[WHAT YOU ARE ASKED TO DO] Please restate all of the records word for word, setting the pictures aside.

[EXTRACTED DATA]
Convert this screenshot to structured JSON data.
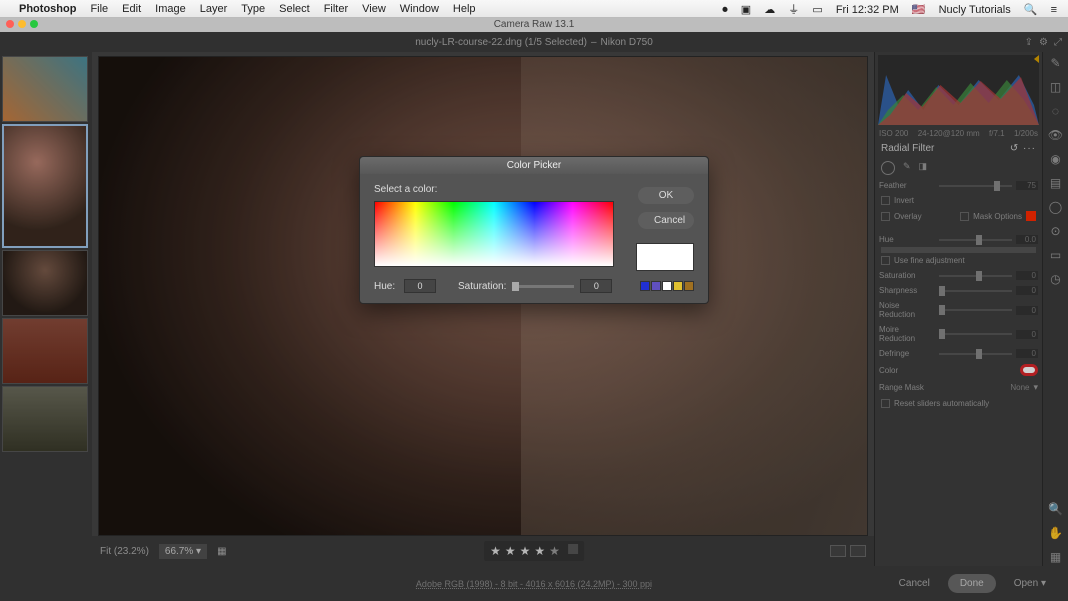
{
  "menubar": {
    "app": "Photoshop",
    "items": [
      "File",
      "Edit",
      "Image",
      "Layer",
      "Type",
      "Select",
      "Filter",
      "View",
      "Window",
      "Help"
    ],
    "time": "Fri 12:32 PM",
    "user": "Nucly Tutorials"
  },
  "titlebar": {
    "title": "Camera Raw 13.1"
  },
  "cr_header": {
    "filename": "nucly-LR-course-22.dng  (1/5 Selected)",
    "camera": "Nikon D750"
  },
  "histogram": {
    "iso": "ISO 200",
    "lens": "24-120@120 mm",
    "aperture": "f/7.1",
    "shutter": "1/200s"
  },
  "panel": {
    "title": "Radial Filter",
    "feather": {
      "label": "Feather",
      "value": "75"
    },
    "invert": "Invert",
    "overlay": "Overlay",
    "mask_options": "Mask Options",
    "hue": {
      "label": "Hue",
      "value": "0.0"
    },
    "use_fine": "Use fine adjustment",
    "saturation": {
      "label": "Saturation",
      "value": "0"
    },
    "sharpness": {
      "label": "Sharpness",
      "value": "0"
    },
    "noise": {
      "label": "Noise Reduction",
      "value": "0"
    },
    "moire": {
      "label": "Moire Reduction",
      "value": "0"
    },
    "defringe": {
      "label": "Defringe",
      "value": "0"
    },
    "color": "Color",
    "range_mask": {
      "label": "Range Mask",
      "value": "None"
    },
    "reset": "Reset sliders automatically"
  },
  "status": {
    "fit": "Fit (23.2%)",
    "zoom": "66.7%"
  },
  "stars": 4,
  "footer": {
    "meta": "Adobe RGB (1998) - 8 bit - 4016 x 6016 (24.2MP) - 300 ppi",
    "cancel": "Cancel",
    "done": "Done",
    "open": "Open"
  },
  "dialog": {
    "title": "Color Picker",
    "prompt": "Select a color:",
    "ok": "OK",
    "cancel": "Cancel",
    "hue": {
      "label": "Hue:",
      "value": "0"
    },
    "saturation": {
      "label": "Saturation:",
      "value": "0"
    },
    "swatches": [
      "#2030d0",
      "#6050c0",
      "#ffffff",
      "#e0c030",
      "#a07020"
    ]
  }
}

[RESULT FOR THIS EXERCISE]
Convert this screenshot to structured JSON data.
{
  "menubar": {
    "app": "Photoshop",
    "items": [
      "File",
      "Edit",
      "Image",
      "Layer",
      "Type",
      "Select",
      "Filter",
      "View",
      "Window",
      "Help"
    ],
    "time": "Fri 12:32 PM",
    "user": "Nucly Tutorials"
  },
  "titlebar": {
    "title": "Camera Raw 13.1"
  },
  "cr_header": {
    "filename": "nucly-LR-course-22.dng  (1/5 Selected)",
    "camera": "Nikon D750"
  },
  "histogram": {
    "iso": "ISO 200",
    "lens": "24-120@120 mm",
    "aperture": "f/7.1",
    "shutter": "1/200s"
  },
  "panel": {
    "title": "Radial Filter",
    "feather": {
      "label": "Feather",
      "value": "75"
    },
    "invert": "Invert",
    "overlay": "Overlay",
    "mask_options": "Mask Options",
    "hue": {
      "label": "Hue",
      "value": "0.0"
    },
    "use_fine": "Use fine adjustment",
    "saturation": {
      "label": "Saturation",
      "value": "0"
    },
    "sharpness": {
      "label": "Sharpness",
      "value": "0"
    },
    "noise": {
      "label": "Noise Reduction",
      "value": "0"
    },
    "moire": {
      "label": "Moire Reduction",
      "value": "0"
    },
    "defringe": {
      "label": "Defringe",
      "value": "0"
    },
    "color": "Color",
    "range_mask": {
      "label": "Range Mask",
      "value": "None"
    },
    "reset": "Reset sliders automatically"
  },
  "status": {
    "fit": "Fit (23.2%)",
    "zoom": "66.7%"
  },
  "stars": 4,
  "footer": {
    "meta": "Adobe RGB (1998) - 8 bit - 4016 x 6016 (24.2MP) - 300 ppi",
    "cancel": "Cancel",
    "done": "Done",
    "open": "Open"
  },
  "dialog": {
    "title": "Color Picker",
    "prompt": "Select a color:",
    "ok": "OK",
    "cancel": "Cancel",
    "hue": {
      "label": "Hue:",
      "value": "0"
    },
    "saturation": {
      "label": "Saturation:",
      "value": "0"
    },
    "swatches": [
      "#2030d0",
      "#6050c0",
      "#ffffff",
      "#e0c030",
      "#a07020"
    ]
  }
}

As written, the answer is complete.